======== Excerpted records
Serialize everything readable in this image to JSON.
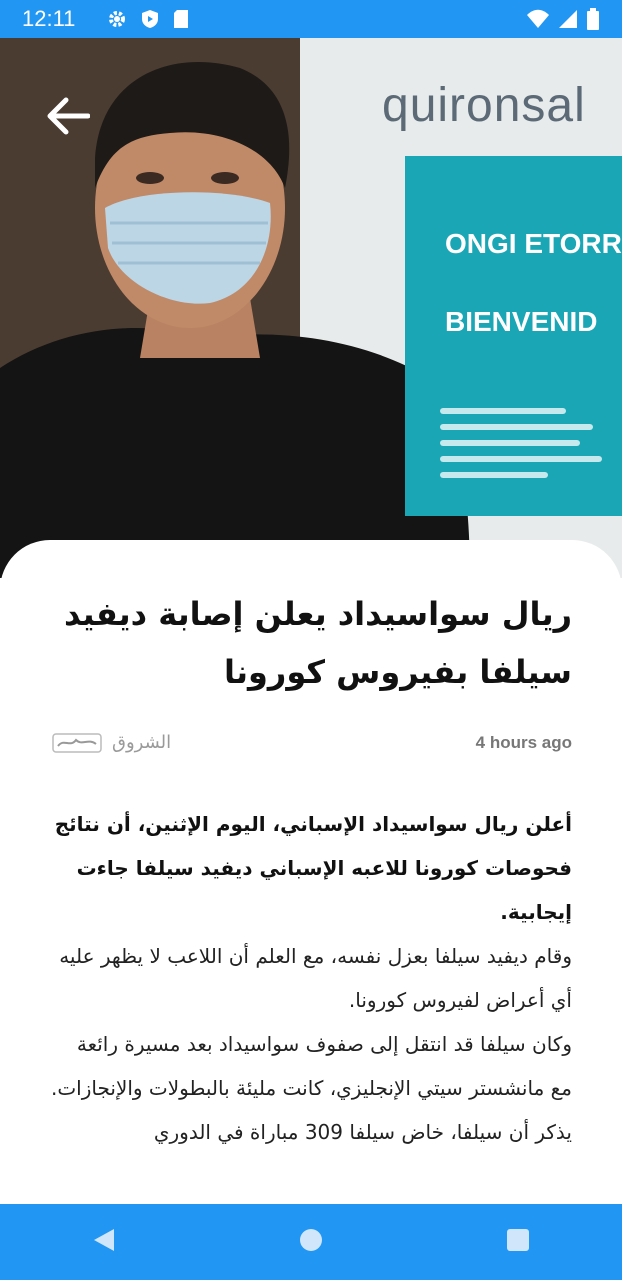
{
  "status_bar": {
    "time": "12:11",
    "icons": [
      "gear-icon",
      "shield-icon",
      "sd-card-icon",
      "wifi-icon",
      "signal-icon",
      "battery-icon"
    ]
  },
  "hero": {
    "sign_brand": "quironsal",
    "sign_line1": "ONGI ETORR",
    "sign_line2": "BIENVENID"
  },
  "article": {
    "title": "ريال سواسيداد يعلن إصابة ديفيد سيلفا بفيروس كورونا",
    "time_ago": "4 hours ago",
    "source_name": "الشروق",
    "source_logo_text": "الشروق",
    "paragraphs": {
      "lead": "أعلن ريال سواسيداد الإسباني، اليوم الإثنين، أن نتائج فحوصات كورونا للاعبه الإسباني ديفيد سيلفا جاءت إيجابية.",
      "p2": "وقام ديفيد سيلفا بعزل نفسه، مع العلم أن اللاعب لا يظهر عليه أي أعراض لفيروس كورونا.",
      "p3": "وكان سيلفا قد انتقل إلى صفوف سواسيداد بعد مسيرة رائعة مع مانشستر سيتي الإنجليزي، كانت مليئة بالبطولات والإنجازات.",
      "p4": "يذكر أن سيلفا، خاض سيلفا 309 مباراة في الدوري"
    }
  },
  "colors": {
    "accent": "#2196f3",
    "sign_teal": "#1aa6b5"
  },
  "nav_bar": {
    "icons": [
      "back-triangle-icon",
      "home-circle-icon",
      "recents-square-icon"
    ]
  }
}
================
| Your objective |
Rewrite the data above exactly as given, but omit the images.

| Your solution |
Serialize everything readable in this image to JSON.
{
  "status_bar": {
    "time": "12:11",
    "icons": [
      "gear-icon",
      "shield-icon",
      "sd-card-icon",
      "wifi-icon",
      "signal-icon",
      "battery-icon"
    ]
  },
  "hero": {
    "sign_brand": "quironsal",
    "sign_line1": "ONGI ETORR",
    "sign_line2": "BIENVENID"
  },
  "article": {
    "title": "ريال سواسيداد يعلن إصابة ديفيد سيلفا بفيروس كورونا",
    "time_ago": "4 hours ago",
    "source_name": "الشروق",
    "source_logo_text": "الشروق",
    "paragraphs": {
      "lead": "أعلن ريال سواسيداد الإسباني، اليوم الإثنين، أن نتائج فحوصات كورونا للاعبه الإسباني ديفيد سيلفا جاءت إيجابية.",
      "p2": "وقام ديفيد سيلفا بعزل نفسه، مع العلم أن اللاعب لا يظهر عليه أي أعراض لفيروس كورونا.",
      "p3": "وكان سيلفا قد انتقل إلى صفوف سواسيداد بعد مسيرة رائعة مع مانشستر سيتي الإنجليزي، كانت مليئة بالبطولات والإنجازات.",
      "p4": "يذكر أن سيلفا، خاض سيلفا 309 مباراة في الدوري"
    }
  },
  "colors": {
    "accent": "#2196f3",
    "sign_teal": "#1aa6b5"
  },
  "nav_bar": {
    "icons": [
      "back-triangle-icon",
      "home-circle-icon",
      "recents-square-icon"
    ]
  }
}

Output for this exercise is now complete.